--- Data for this task ---
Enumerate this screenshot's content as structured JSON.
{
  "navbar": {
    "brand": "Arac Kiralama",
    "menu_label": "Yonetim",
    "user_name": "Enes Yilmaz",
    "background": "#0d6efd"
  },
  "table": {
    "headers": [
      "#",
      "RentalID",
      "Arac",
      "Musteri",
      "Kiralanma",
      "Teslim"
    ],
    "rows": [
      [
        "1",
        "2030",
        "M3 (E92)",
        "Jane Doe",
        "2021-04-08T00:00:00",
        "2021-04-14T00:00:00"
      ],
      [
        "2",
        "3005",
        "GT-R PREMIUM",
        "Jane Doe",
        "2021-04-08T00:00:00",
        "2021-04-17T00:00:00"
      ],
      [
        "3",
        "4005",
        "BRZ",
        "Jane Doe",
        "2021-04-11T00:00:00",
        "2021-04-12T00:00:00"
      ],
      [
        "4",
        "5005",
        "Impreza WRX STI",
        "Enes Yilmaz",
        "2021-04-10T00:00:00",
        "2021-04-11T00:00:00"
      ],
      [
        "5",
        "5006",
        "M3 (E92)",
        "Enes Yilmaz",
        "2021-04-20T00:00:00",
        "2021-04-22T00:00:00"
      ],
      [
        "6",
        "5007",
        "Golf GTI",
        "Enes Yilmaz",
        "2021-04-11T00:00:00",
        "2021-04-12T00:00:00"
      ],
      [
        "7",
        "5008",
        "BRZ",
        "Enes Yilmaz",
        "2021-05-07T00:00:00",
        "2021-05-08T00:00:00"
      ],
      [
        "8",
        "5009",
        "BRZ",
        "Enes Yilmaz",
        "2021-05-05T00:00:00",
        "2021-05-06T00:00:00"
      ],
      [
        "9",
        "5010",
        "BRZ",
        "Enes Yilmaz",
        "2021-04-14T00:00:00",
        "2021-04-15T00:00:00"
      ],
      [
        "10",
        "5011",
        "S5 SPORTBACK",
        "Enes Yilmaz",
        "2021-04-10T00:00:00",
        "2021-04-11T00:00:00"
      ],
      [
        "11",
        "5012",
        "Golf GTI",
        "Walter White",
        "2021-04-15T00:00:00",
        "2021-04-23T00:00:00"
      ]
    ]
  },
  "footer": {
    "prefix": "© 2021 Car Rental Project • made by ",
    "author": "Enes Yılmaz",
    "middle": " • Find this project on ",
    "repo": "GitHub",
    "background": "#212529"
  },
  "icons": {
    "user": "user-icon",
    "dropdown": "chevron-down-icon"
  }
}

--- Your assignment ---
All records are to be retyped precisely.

--- Written answer ---
Enumerate this screenshot's content as structured JSON.
{
  "navbar": {
    "brand": "Arac Kiralama",
    "menu_label": "Yonetim",
    "user_name": "Enes Yilmaz",
    "background": "#0d6efd"
  },
  "table": {
    "headers": [
      "#",
      "RentalID",
      "Arac",
      "Musteri",
      "Kiralanma",
      "Teslim"
    ],
    "rows": [
      [
        "1",
        "2030",
        "M3 (E92)",
        "Jane Doe",
        "2021-04-08T00:00:00",
        "2021-04-14T00:00:00"
      ],
      [
        "2",
        "3005",
        "GT-R PREMIUM",
        "Jane Doe",
        "2021-04-08T00:00:00",
        "2021-04-17T00:00:00"
      ],
      [
        "3",
        "4005",
        "BRZ",
        "Jane Doe",
        "2021-04-11T00:00:00",
        "2021-04-12T00:00:00"
      ],
      [
        "4",
        "5005",
        "Impreza WRX STI",
        "Enes Yilmaz",
        "2021-04-10T00:00:00",
        "2021-04-11T00:00:00"
      ],
      [
        "5",
        "5006",
        "M3 (E92)",
        "Enes Yilmaz",
        "2021-04-20T00:00:00",
        "2021-04-22T00:00:00"
      ],
      [
        "6",
        "5007",
        "Golf GTI",
        "Enes Yilmaz",
        "2021-04-11T00:00:00",
        "2021-04-12T00:00:00"
      ],
      [
        "7",
        "5008",
        "BRZ",
        "Enes Yilmaz",
        "2021-05-07T00:00:00",
        "2021-05-08T00:00:00"
      ],
      [
        "8",
        "5009",
        "BRZ",
        "Enes Yilmaz",
        "2021-05-05T00:00:00",
        "2021-05-06T00:00:00"
      ],
      [
        "9",
        "5010",
        "BRZ",
        "Enes Yilmaz",
        "2021-04-14T00:00:00",
        "2021-04-15T00:00:00"
      ],
      [
        "10",
        "5011",
        "S5 SPORTBACK",
        "Enes Yilmaz",
        "2021-04-10T00:00:00",
        "2021-04-11T00:00:00"
      ],
      [
        "11",
        "5012",
        "Golf GTI",
        "Walter White",
        "2021-04-15T00:00:00",
        "2021-04-23T00:00:00"
      ]
    ]
  },
  "footer": {
    "prefix": "© 2021 Car Rental Project • made by ",
    "author": "Enes Yılmaz",
    "middle": " • Find this project on ",
    "repo": "GitHub",
    "background": "#212529"
  },
  "icons": {
    "user": "user-icon",
    "dropdown": "chevron-down-icon"
  }
}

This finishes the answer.